▶ What needs to be done
Every line below that has the string "value" needs to be copied.
#### Extracted records ####
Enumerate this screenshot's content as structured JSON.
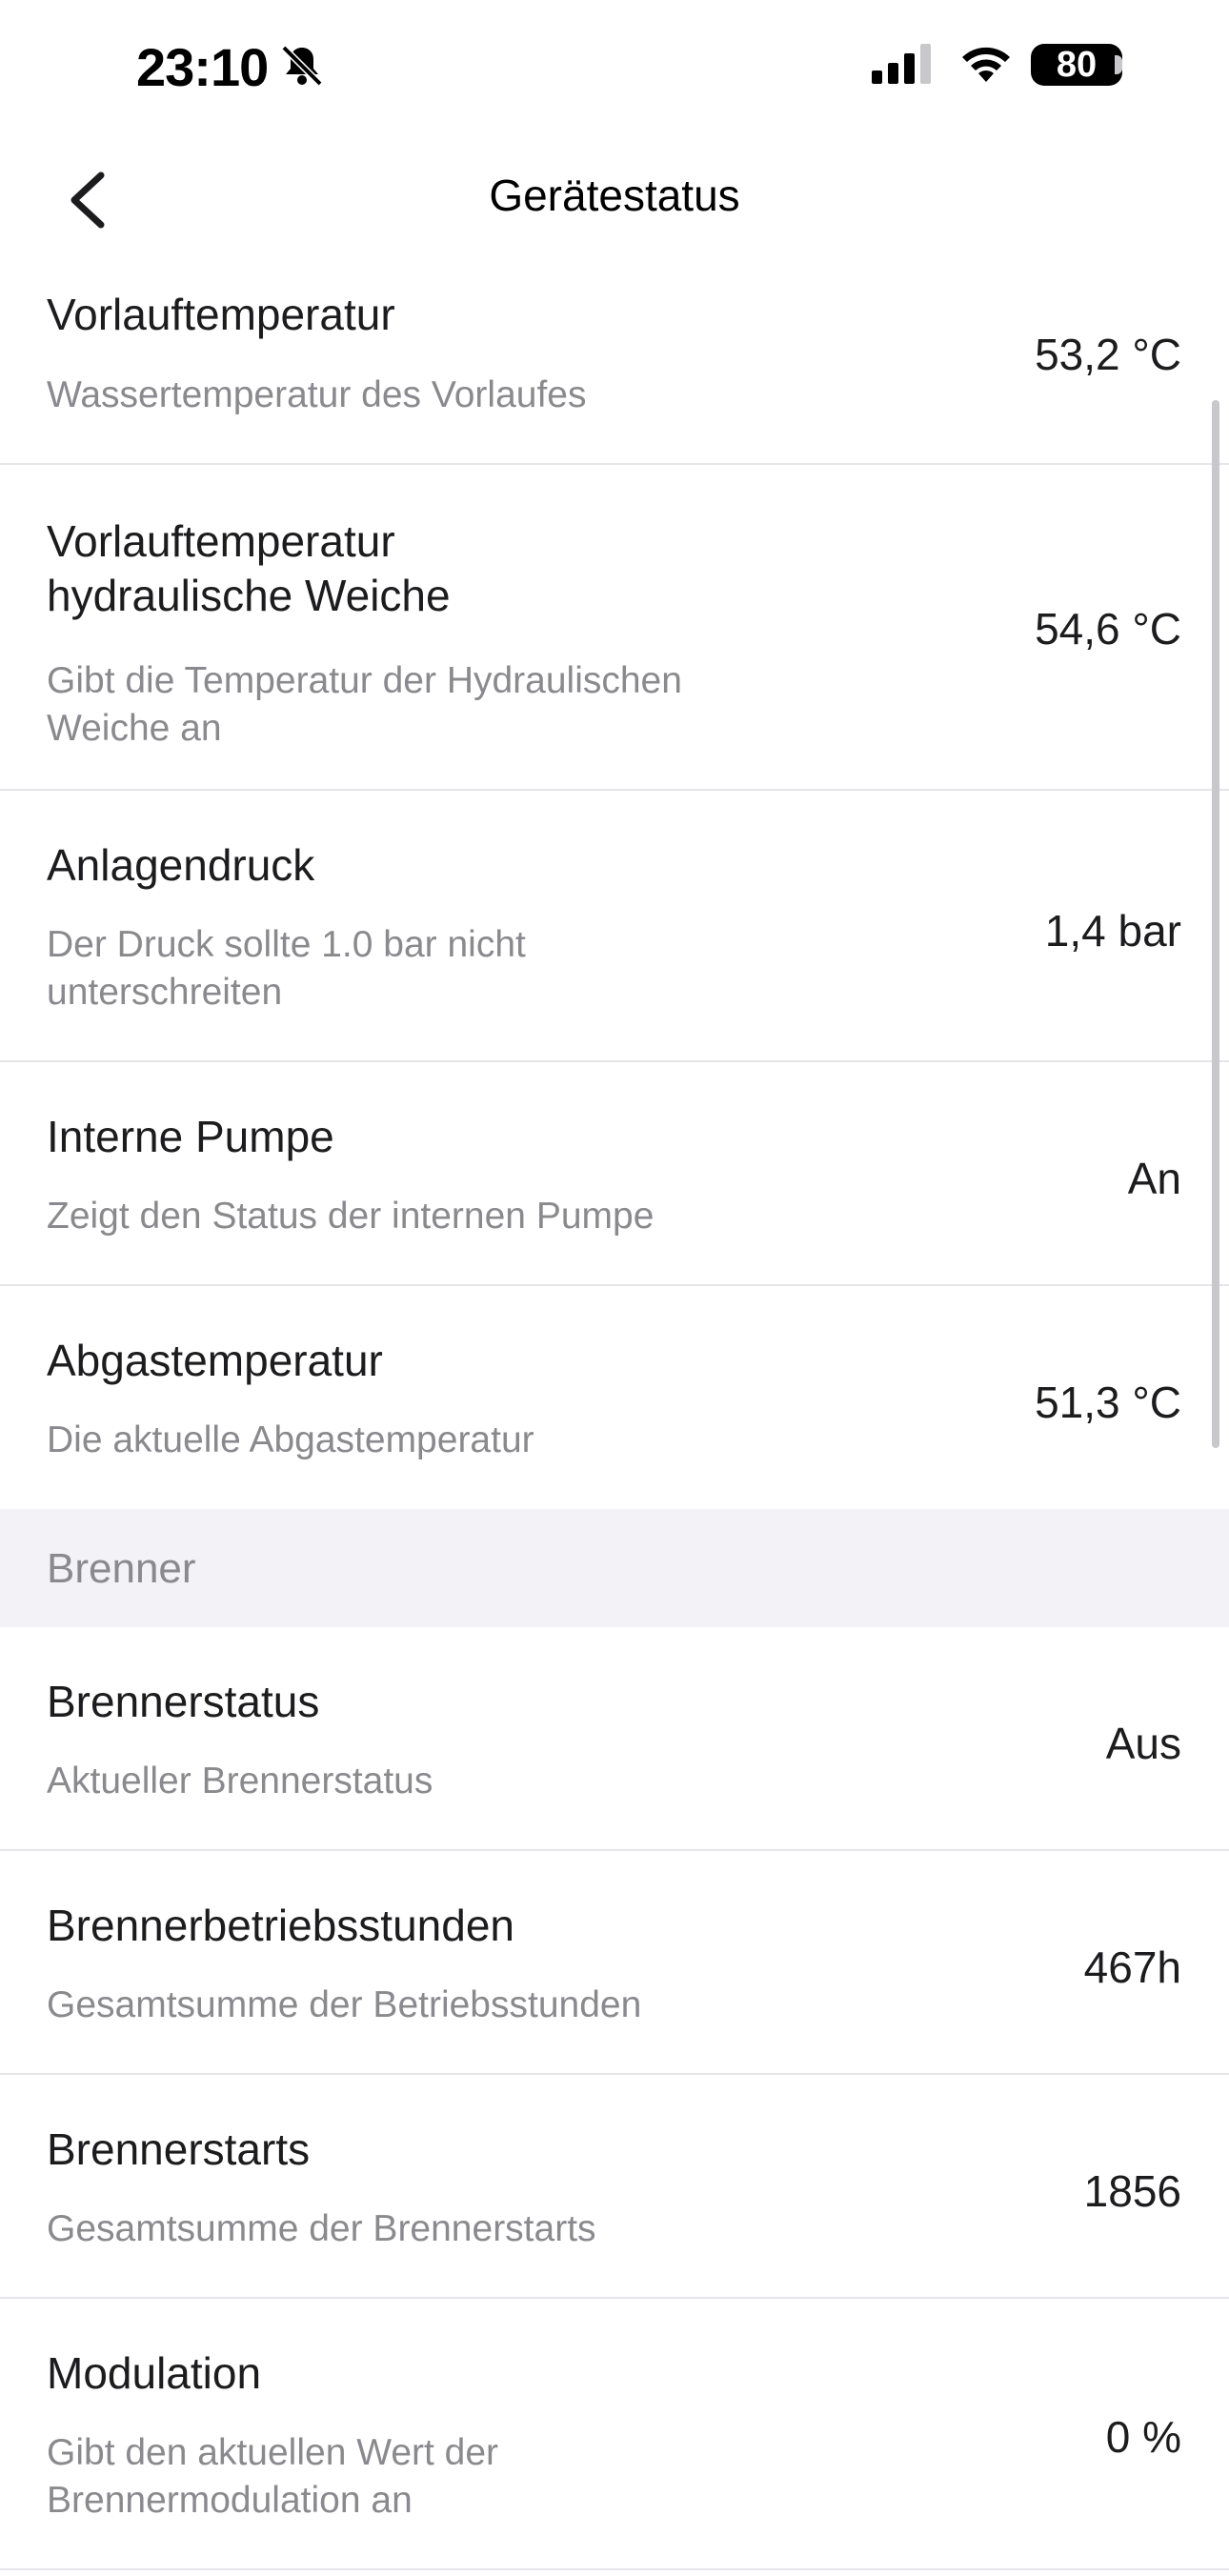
{
  "status_bar": {
    "time": "23:10",
    "battery": "80"
  },
  "nav": {
    "title": "Gerätestatus"
  },
  "rows_top": [
    {
      "title": "Vorlauftemperatur",
      "subtitle": "Wassertemperatur des Vorlaufes",
      "value": "53,2 °C"
    },
    {
      "title": "Vorlauftemperatur\nhydraulische Weiche",
      "subtitle": "Gibt die Temperatur der Hydraulischen\nWeiche an",
      "value": "54,6 °C"
    },
    {
      "title": "Anlagendruck",
      "subtitle": "Der Druck sollte 1.0 bar nicht\nunterschreiten",
      "value": "1,4 bar"
    },
    {
      "title": "Interne Pumpe",
      "subtitle": "Zeigt den Status der internen Pumpe",
      "value": "An"
    },
    {
      "title": "Abgastemperatur",
      "subtitle": "Die aktuelle Abgastemperatur",
      "value": "51,3 °C"
    }
  ],
  "section_brenner": "Brenner",
  "rows_brenner": [
    {
      "title": "Brennerstatus",
      "subtitle": "Aktueller Brennerstatus",
      "value": "Aus"
    },
    {
      "title": "Brennerbetriebsstunden",
      "subtitle": "Gesamtsumme der Betriebsstunden",
      "value": "467h"
    },
    {
      "title": "Brennerstarts",
      "subtitle": "Gesamtsumme der Brennerstarts",
      "value": "1856"
    },
    {
      "title": "Modulation",
      "subtitle": "Gibt den aktuellen Wert der\nBrennermodulation an",
      "value": "0 %"
    }
  ],
  "icons": {
    "back": "chevron-left-icon",
    "bell": "bell-slash-icon",
    "signal": "cellular-signal-icon",
    "wifi": "wifi-icon",
    "battery": "battery-icon"
  }
}
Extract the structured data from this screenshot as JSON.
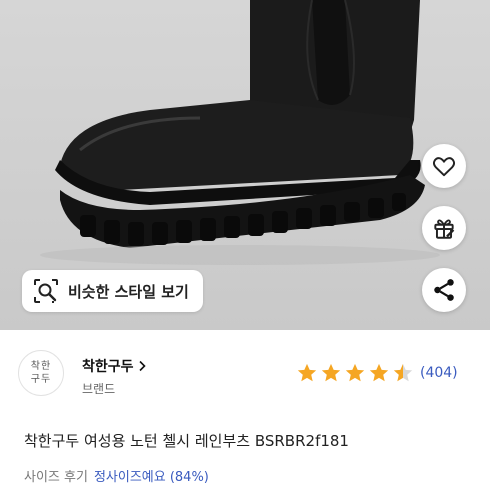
{
  "actions": {
    "similar_style_label": "비슷한 스타일 보기",
    "like_icon": "heart-icon",
    "gift_icon": "gift-icon",
    "share_icon": "share-icon",
    "search_icon": "image-search-icon"
  },
  "brand": {
    "logo_line1": "착한",
    "logo_line2": "구두",
    "name": "착한구두",
    "subtitle": "브랜드"
  },
  "rating": {
    "stars": 4.5,
    "max_stars": 5,
    "count_text": "(404)",
    "star_color": "#f5a623"
  },
  "product": {
    "title": "착한구두 여성용 노턴 첼시 레인부츠 BSRBR2f181"
  },
  "size_review": {
    "label": "사이즈 후기",
    "value": "정사이즈예요 (84%)"
  },
  "colors": {
    "accent_blue": "#3a5bbf",
    "boot": "#161616"
  }
}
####
▶ Written solution
      "value": "53,2 °C"
      "value": "54,6 °C"
      "value": "1,4 bar"
      "value": "An"
      "value": "51,3 °C"
      "value": "Aus"
      "value": "467h"
      "value": "1856"
      "value": "0 %"
    "value": "정사이즈예요 (84%)"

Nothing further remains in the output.